Indigenous rangers from across the Kimberley gathered in Fitzroy Crossing recently in an effort to better understand and protect the iconic Australian bilby.
Bilbies were once found across 70 per cent of Australia, but their numbers have steadily declined since colonisation. They are now found mainly in the Central Desert region of Australia and in the Kimberley in north-west WA.
The first-of-its-kind workshop at Fitzroy Crossing was part of the Kimberley Bilby Project, an initiative that sees WWF-Australia, Environs Kimberley, the Department of Parks and Wildlife, the Kimberley Land Council and independent ranger groups collaborating to look after and record data on bilbies.

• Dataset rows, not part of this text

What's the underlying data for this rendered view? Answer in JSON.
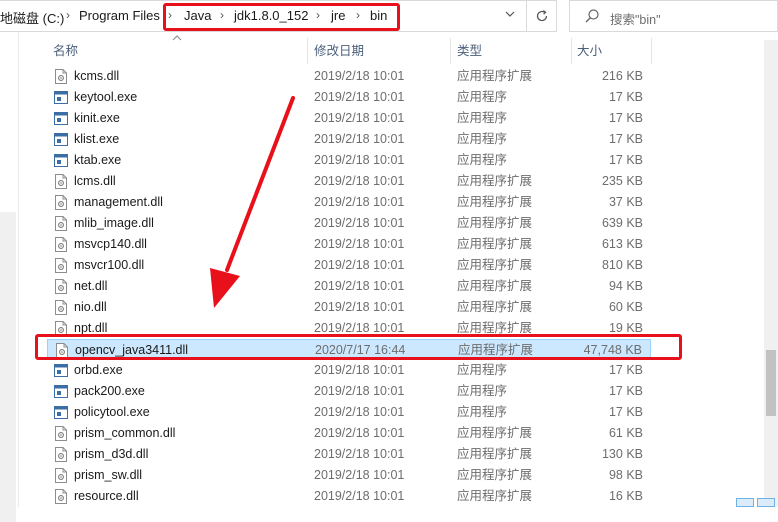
{
  "address": {
    "crumbs": [
      "地磁盘 (C:)",
      "Program Files",
      "Java",
      "jdk1.8.0_152",
      "jre",
      "bin"
    ],
    "separator": "›",
    "dropdown_icon": "chevron-down-icon",
    "refresh_icon": "refresh-icon"
  },
  "search": {
    "placeholder": "搜索\"bin\"",
    "icon": "search-icon"
  },
  "columns": {
    "name": "名称",
    "date": "修改日期",
    "type": "类型",
    "size": "大小"
  },
  "files": [
    {
      "name": "kcms.dll",
      "date": "2019/2/18 10:01",
      "type": "应用程序扩展",
      "size": "216 KB",
      "kind": "dll"
    },
    {
      "name": "keytool.exe",
      "date": "2019/2/18 10:01",
      "type": "应用程序",
      "size": "17 KB",
      "kind": "exe"
    },
    {
      "name": "kinit.exe",
      "date": "2019/2/18 10:01",
      "type": "应用程序",
      "size": "17 KB",
      "kind": "exe"
    },
    {
      "name": "klist.exe",
      "date": "2019/2/18 10:01",
      "type": "应用程序",
      "size": "17 KB",
      "kind": "exe"
    },
    {
      "name": "ktab.exe",
      "date": "2019/2/18 10:01",
      "type": "应用程序",
      "size": "17 KB",
      "kind": "exe"
    },
    {
      "name": "lcms.dll",
      "date": "2019/2/18 10:01",
      "type": "应用程序扩展",
      "size": "235 KB",
      "kind": "dll"
    },
    {
      "name": "management.dll",
      "date": "2019/2/18 10:01",
      "type": "应用程序扩展",
      "size": "37 KB",
      "kind": "dll"
    },
    {
      "name": "mlib_image.dll",
      "date": "2019/2/18 10:01",
      "type": "应用程序扩展",
      "size": "639 KB",
      "kind": "dll"
    },
    {
      "name": "msvcp140.dll",
      "date": "2019/2/18 10:01",
      "type": "应用程序扩展",
      "size": "613 KB",
      "kind": "dll"
    },
    {
      "name": "msvcr100.dll",
      "date": "2019/2/18 10:01",
      "type": "应用程序扩展",
      "size": "810 KB",
      "kind": "dll"
    },
    {
      "name": "net.dll",
      "date": "2019/2/18 10:01",
      "type": "应用程序扩展",
      "size": "94 KB",
      "kind": "dll"
    },
    {
      "name": "nio.dll",
      "date": "2019/2/18 10:01",
      "type": "应用程序扩展",
      "size": "60 KB",
      "kind": "dll"
    },
    {
      "name": "npt.dll",
      "date": "2019/2/18 10:01",
      "type": "应用程序扩展",
      "size": "19 KB",
      "kind": "dll"
    },
    {
      "name": "opencv_java3411.dll",
      "date": "2020/7/17 16:44",
      "type": "应用程序扩展",
      "size": "47,748 KB",
      "kind": "dll",
      "selected": true
    },
    {
      "name": "orbd.exe",
      "date": "2019/2/18 10:01",
      "type": "应用程序",
      "size": "17 KB",
      "kind": "exe"
    },
    {
      "name": "pack200.exe",
      "date": "2019/2/18 10:01",
      "type": "应用程序",
      "size": "17 KB",
      "kind": "exe"
    },
    {
      "name": "policytool.exe",
      "date": "2019/2/18 10:01",
      "type": "应用程序",
      "size": "17 KB",
      "kind": "exe"
    },
    {
      "name": "prism_common.dll",
      "date": "2019/2/18 10:01",
      "type": "应用程序扩展",
      "size": "61 KB",
      "kind": "dll"
    },
    {
      "name": "prism_d3d.dll",
      "date": "2019/2/18 10:01",
      "type": "应用程序扩展",
      "size": "130 KB",
      "kind": "dll"
    },
    {
      "name": "prism_sw.dll",
      "date": "2019/2/18 10:01",
      "type": "应用程序扩展",
      "size": "98 KB",
      "kind": "dll"
    },
    {
      "name": "resource.dll",
      "date": "2019/2/18 10:01",
      "type": "应用程序扩展",
      "size": "16 KB",
      "kind": "dll"
    }
  ],
  "colors": {
    "highlight": "#e8101a",
    "selection": "#cce8ff",
    "selection_border": "#99d1ff",
    "header_text": "#4c607a"
  }
}
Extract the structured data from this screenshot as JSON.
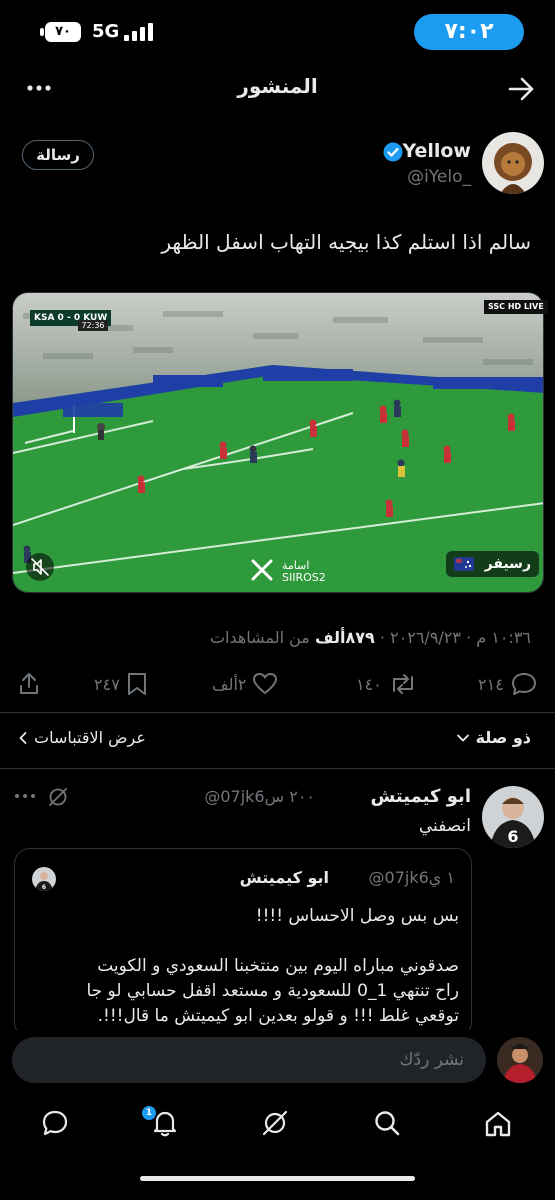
{
  "status_bar": {
    "time": "٧:٠٢",
    "battery": "٧٠",
    "network": "5G"
  },
  "header": {
    "title": "المنشور"
  },
  "post": {
    "author_name": "Yellow",
    "author_handle": "@iYelo_",
    "message_button": "رسالة",
    "text": "سالم اذا استلم كذا بيجيه التهاب اسفل الظهر",
    "media": {
      "scoreboard": "KSA 0 - 0 KUW",
      "match_time": "72:36",
      "broadcaster": "SSC HD LIVE",
      "watermark_name": "اسامة",
      "watermark_handle": "SIIROS2",
      "source_label": "رسيفر"
    },
    "meta": {
      "timestamp": "١٠:٣٦ م · ٢٠٢٦/٩/٢٣ · ",
      "views": "٨٧٩ألف",
      "views_label": " من المشاهدات"
    },
    "actions": {
      "replies": "٢١٤",
      "reposts": "١٤٠",
      "likes": "٢ألف",
      "bookmarks": "٢٤٧"
    }
  },
  "filters": {
    "reply_sort": "ذو صلة",
    "view_quotes": "عرض الاقتباسات"
  },
  "reply": {
    "author_name": "ابو كيميتش",
    "author_handle": "@07jk6",
    "time": "٢٠٠ س",
    "text": "انصفني",
    "quote": {
      "author_name": "ابو كيميتش",
      "author_handle": "@07jk6",
      "time": "١ ي",
      "lines": [
        "بس بس وصل الاحساس !!!!",
        "",
        "صدقوني مباراه اليوم بين منتخبنا السعودي و الكويت",
        "راح تنتهي 1_0  للسعودية و مستعد اقفل حسابي لو جا",
        "توقعي غلط !!! و قولو بعدين ابو كيميتش ما قال!!!."
      ]
    }
  },
  "composer": {
    "placeholder": "نشر ردّك"
  },
  "bottom_nav": {
    "notifications_badge": "1"
  },
  "colors": {
    "accent": "#1d9bf0",
    "background": "#000000",
    "text_primary": "#e7e9ea",
    "text_secondary": "#71767b",
    "separator": "#2f3336",
    "pitch_green": "#2f9a3c"
  }
}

Ten ranger groups worked with scientists to learn new skills, share knowledge, develop conservation plans, discuss data management and undertake field training.

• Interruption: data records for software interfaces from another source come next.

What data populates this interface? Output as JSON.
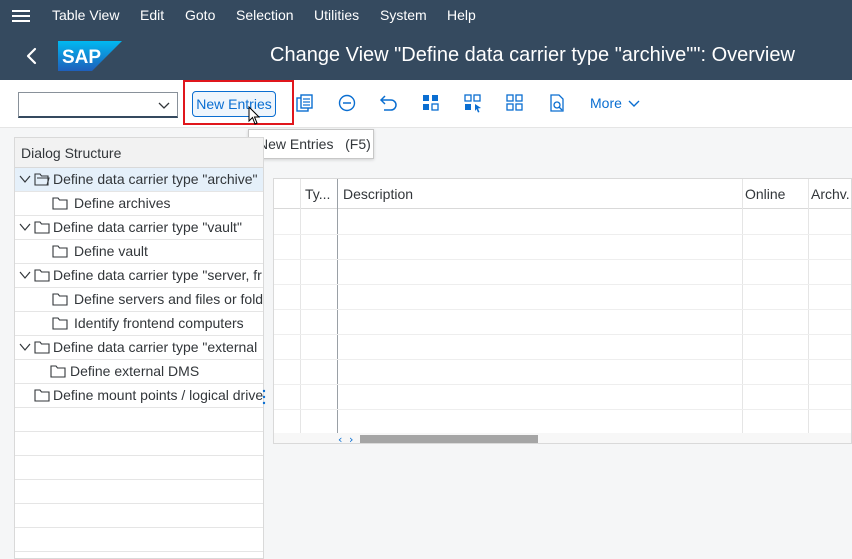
{
  "menu": {
    "items": [
      "Table View",
      "Edit",
      "Goto",
      "Selection",
      "Utilities",
      "System",
      "Help"
    ]
  },
  "header": {
    "logo_text": "SAP",
    "title": "Change View \"Define data carrier type \"archive\"\": Overview"
  },
  "toolbar": {
    "combo_value": "",
    "new_entries_label": "New Entries",
    "more_label": "More",
    "icons": [
      "copy-as-icon",
      "delete-icon",
      "undo-change-icon",
      "select-all-icon",
      "select-block-icon",
      "deselect-all-icon",
      "print-preview-icon"
    ]
  },
  "tooltip": {
    "text": "New Entries   (F5)"
  },
  "dialog_structure": {
    "title": "Dialog Structure",
    "items": [
      {
        "label": "Define data carrier type \"archive\"",
        "level": 0,
        "expanded": true,
        "selected": true
      },
      {
        "label": "Define archives",
        "level": 1
      },
      {
        "label": "Define data carrier type \"vault\"",
        "level": 0,
        "expanded": true
      },
      {
        "label": "Define vault",
        "level": 1
      },
      {
        "label": "Define data carrier type \"server, fr",
        "level": 0,
        "expanded": true
      },
      {
        "label": "Define servers and files or fold",
        "level": 1
      },
      {
        "label": "Identify frontend computers",
        "level": 1
      },
      {
        "label": "Define data carrier type \"external",
        "level": 0,
        "expanded": true
      },
      {
        "label": "Define external DMS",
        "level": 1
      },
      {
        "label": "Define mount points / logical drive",
        "level": 0
      }
    ]
  },
  "table": {
    "columns": [
      "Ty...",
      "Description",
      "Online",
      "Archv."
    ],
    "rows": []
  },
  "colors": {
    "shell": "#354a5f",
    "accent": "#0a6ed1",
    "highlight": "#e0161c"
  }
}
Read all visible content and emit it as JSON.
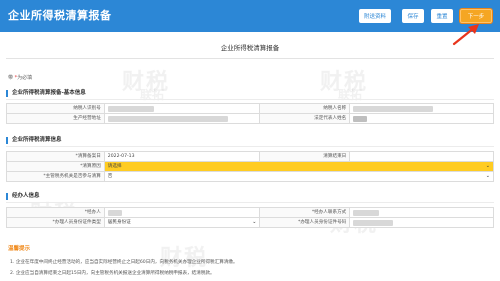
{
  "header": {
    "app_title": "企业所得税清算报备",
    "buttons": [
      "附送资料",
      "保存",
      "重置",
      "下一步"
    ]
  },
  "page": {
    "title": "企业所得税清算报备",
    "required_note_mark": "带",
    "required_note_star": "*",
    "required_note_text": "为必填"
  },
  "sections": {
    "basic": {
      "title": "企业所得税清算报备-基本信息",
      "labels": {
        "taxpayer_id": "纳税人识别号",
        "taxpayer_name": "纳税人名称",
        "business_address": "生产经营地址",
        "legal_rep": "法定代表人姓名"
      }
    },
    "liquidation": {
      "title": "企业所得税清算信息",
      "labels": {
        "start_date": "*清算备案日",
        "end_date": "清算结束日",
        "reason": "*清算原因",
        "concurrent": "*主管税务机关是否参与清算"
      },
      "values": {
        "start_date": "2022-07-13",
        "end_date": "",
        "reason": "请选择",
        "concurrent": "否"
      }
    },
    "agent": {
      "title": "经办人信息",
      "labels": {
        "agent": "*经办人",
        "contact": "*经办人联系方式",
        "id_type": "*办理人员身份证件类型",
        "id_number": "*办理人员身份证件号码"
      },
      "values": {
        "id_type": "居民身份证"
      }
    }
  },
  "tips": {
    "title": "温馨提示",
    "items": [
      "1. 企业在年度中间终止经营活动的，应当自实际经营终止之日起60日内，向税务机关办理企业所得税汇算清缴。",
      "2. 企业应当自清算结束之日起15日内，向主管税务机关报送企业清算所得税纳税申报表，结清税款。"
    ]
  },
  "watermark": {
    "text_1": "财税",
    "text_2": "联拓"
  },
  "colors": {
    "header_bg": "#2c87d6",
    "primary_button": "#f5a623",
    "highlight_field": "#ffcc22",
    "warning_text": "#f08a1c",
    "arrow": "#e8341c"
  }
}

“Bilbies are a highly ecologically and culturally significant species, but their numbers have been steadily declining,” said Environs Kimberley project coordinator Malcolm Lindsay.
“We are very lucky in the Kimberley because this region is one of the few strongholds of bilby populations in Australia.

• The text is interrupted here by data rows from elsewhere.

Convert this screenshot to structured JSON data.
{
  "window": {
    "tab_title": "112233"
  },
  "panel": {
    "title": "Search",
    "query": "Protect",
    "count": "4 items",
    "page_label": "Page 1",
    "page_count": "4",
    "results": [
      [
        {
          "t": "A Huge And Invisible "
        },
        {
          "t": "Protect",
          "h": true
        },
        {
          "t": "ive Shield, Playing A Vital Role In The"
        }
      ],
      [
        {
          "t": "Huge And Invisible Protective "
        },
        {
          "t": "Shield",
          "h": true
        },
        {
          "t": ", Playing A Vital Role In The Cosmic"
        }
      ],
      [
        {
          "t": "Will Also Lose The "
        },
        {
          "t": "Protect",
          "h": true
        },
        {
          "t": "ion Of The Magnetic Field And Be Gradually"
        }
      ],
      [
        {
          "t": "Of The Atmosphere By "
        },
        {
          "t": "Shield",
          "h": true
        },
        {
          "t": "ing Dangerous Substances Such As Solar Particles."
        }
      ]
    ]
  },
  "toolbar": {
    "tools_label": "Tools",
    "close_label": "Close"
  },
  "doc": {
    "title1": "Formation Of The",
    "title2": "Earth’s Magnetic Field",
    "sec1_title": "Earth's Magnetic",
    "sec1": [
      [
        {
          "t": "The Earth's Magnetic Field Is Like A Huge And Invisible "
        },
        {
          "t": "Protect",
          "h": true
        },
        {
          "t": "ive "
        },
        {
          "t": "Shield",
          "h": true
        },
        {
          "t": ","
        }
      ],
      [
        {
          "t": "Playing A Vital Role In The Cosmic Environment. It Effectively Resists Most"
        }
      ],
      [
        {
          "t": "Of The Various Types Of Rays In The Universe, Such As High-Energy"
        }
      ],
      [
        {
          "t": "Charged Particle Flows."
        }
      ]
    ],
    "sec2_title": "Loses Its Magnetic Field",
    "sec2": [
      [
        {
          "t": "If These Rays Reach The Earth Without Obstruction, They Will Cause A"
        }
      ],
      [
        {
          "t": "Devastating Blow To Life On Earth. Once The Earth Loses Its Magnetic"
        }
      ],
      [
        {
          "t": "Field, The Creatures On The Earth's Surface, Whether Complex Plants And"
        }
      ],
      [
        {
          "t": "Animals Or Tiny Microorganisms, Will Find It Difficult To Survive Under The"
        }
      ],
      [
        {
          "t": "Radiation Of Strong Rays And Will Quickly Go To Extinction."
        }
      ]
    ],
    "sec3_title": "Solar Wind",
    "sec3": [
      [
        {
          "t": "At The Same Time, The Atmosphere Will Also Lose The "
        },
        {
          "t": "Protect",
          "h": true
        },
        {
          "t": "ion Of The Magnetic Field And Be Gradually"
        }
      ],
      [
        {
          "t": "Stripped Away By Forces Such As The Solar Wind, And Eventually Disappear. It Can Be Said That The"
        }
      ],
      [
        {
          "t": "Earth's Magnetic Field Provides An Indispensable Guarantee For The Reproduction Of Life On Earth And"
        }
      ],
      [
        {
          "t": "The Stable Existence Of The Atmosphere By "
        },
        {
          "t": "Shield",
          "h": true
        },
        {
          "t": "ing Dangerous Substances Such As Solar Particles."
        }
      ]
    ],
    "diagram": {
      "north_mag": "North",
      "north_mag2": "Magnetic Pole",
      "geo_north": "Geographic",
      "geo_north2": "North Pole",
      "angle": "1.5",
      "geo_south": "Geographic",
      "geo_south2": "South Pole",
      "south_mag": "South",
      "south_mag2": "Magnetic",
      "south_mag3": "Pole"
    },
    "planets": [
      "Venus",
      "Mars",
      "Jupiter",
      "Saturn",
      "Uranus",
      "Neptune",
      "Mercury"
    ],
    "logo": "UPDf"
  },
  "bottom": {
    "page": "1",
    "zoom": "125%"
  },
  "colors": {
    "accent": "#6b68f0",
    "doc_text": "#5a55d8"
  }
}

“At present there is very little data about Kimberley bilby populations and that is why the information we are now gathering and recording is so important.
“We are not exactly sure why bilbies continue to have a strong presence in the Kimberley, but we believe it may be due to fewer introduced species, including foxes and rabbits, as well as the relative intactness of the region.
“Working as a team across scientific and government sectors and maximising the knowledge and skills of our local Indigenous rangers is vital to the success of this research and the ongoing conservation of the bilby.”
The workshop included field trips to active bilby sites on Gooniyandi or Ngurrara country.
Ngurrara rangers Marika Rogers and Kristy Jack look after bilbies and were excited to learn more from other rangers at the workshop.
“Bilbies play a big role in the land,” Ms Rogers said. “They move around a lot and when they leave their burrows, it becomes another animal’s home.
“Our old people used to have bilbies as food to give them energy and protein to survive in the desert. Bilbies are the last of all desert mammals and that’s why it’s very important to protect them.”
Ms Jack said the Ngurrara rangers regularly conducted bilby conservation work on country.
“We help protect the bilbies by doing two-hectare plot searches and locating the bilbies’ active habitats and seeing if they’ve been damaged by cattle or other pests,” she said. “We will then build a fence to stop the cattle from hurting the bilbies.”
By Wendy Caccetta